Owner name: OMNITURE, INC., UTAH
Free format text: ASSIGNMENT OF ASSIGNORS INTEREST;ASSIGNORS:LUBY, CHRIS;ERROR, BRETT MICHAEL;SIGNING DATES FROM 20071107 TO 20071114;REEL/FRAME:020109/0761
|Jan 8, 2009||AS||Assignment|
Owner name: WELLS FARGO FOOTHILL, LLC, AS AGENT, CALIFORNIA
Free format text: SECURITY AGREEMENT;ASSIGNOR:OMNITURE, INC.;REEL/FRAME:022078/0141
Effective date: 20081224
|Nov 17, 2009||AS||Assignment|
Owner name: OMNITURE, INC., UTAH
Free format text: RELEASE BY SECURED PARTY;ASSIGNOR:WELLS FARGO FOOTHILL, LLC;REEL/FRAME:023525/0335

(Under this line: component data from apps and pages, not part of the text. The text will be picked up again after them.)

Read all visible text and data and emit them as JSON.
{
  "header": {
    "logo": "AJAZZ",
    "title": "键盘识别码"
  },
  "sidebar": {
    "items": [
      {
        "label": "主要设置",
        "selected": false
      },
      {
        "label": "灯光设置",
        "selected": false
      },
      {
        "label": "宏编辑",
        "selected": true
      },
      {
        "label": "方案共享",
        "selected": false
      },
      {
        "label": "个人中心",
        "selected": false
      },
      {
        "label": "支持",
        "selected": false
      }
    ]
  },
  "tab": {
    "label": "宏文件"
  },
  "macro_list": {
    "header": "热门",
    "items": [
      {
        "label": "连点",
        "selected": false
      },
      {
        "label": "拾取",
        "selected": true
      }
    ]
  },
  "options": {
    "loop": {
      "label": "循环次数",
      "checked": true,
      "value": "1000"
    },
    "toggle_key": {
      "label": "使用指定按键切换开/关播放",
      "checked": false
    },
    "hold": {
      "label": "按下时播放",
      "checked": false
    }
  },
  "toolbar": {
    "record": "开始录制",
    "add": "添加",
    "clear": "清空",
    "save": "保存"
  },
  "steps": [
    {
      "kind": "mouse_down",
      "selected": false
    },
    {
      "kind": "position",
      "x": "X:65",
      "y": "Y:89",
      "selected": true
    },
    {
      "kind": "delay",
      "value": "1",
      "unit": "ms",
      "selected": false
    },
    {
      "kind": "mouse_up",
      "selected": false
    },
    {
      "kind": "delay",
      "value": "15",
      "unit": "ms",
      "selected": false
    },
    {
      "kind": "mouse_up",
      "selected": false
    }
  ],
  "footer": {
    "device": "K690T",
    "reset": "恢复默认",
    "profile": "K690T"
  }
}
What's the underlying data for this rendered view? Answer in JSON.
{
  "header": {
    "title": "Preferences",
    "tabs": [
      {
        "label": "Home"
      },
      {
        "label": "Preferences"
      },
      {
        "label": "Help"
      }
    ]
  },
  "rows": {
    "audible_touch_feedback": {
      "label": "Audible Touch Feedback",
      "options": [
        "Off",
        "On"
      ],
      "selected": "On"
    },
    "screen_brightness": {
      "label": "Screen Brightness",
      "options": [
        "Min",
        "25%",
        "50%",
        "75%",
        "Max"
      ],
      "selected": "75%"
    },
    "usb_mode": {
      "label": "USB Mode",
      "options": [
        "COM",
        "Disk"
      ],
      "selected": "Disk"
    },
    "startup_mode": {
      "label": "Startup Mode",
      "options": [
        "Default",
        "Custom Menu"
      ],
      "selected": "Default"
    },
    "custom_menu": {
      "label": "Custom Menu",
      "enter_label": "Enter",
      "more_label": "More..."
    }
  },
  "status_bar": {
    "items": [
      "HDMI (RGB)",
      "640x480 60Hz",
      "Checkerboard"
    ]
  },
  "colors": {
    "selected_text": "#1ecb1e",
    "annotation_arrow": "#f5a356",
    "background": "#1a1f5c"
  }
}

Effective date: 20091023
|Nov 18, 2009||AS||Assignment|
Owner name: ADOBE SYSTEMS INCORPORATED, CALIFORNIA
Free format text: ASSIGNMENT OF ASSIGNORS INTEREST;ASSIGNOR:OMNITURE, INC.;REEL/FRAME:023538/0077
Effective date: 20091112
|Jan 20, 2016||FPAY||Fee payment|
Year of fee payment: 4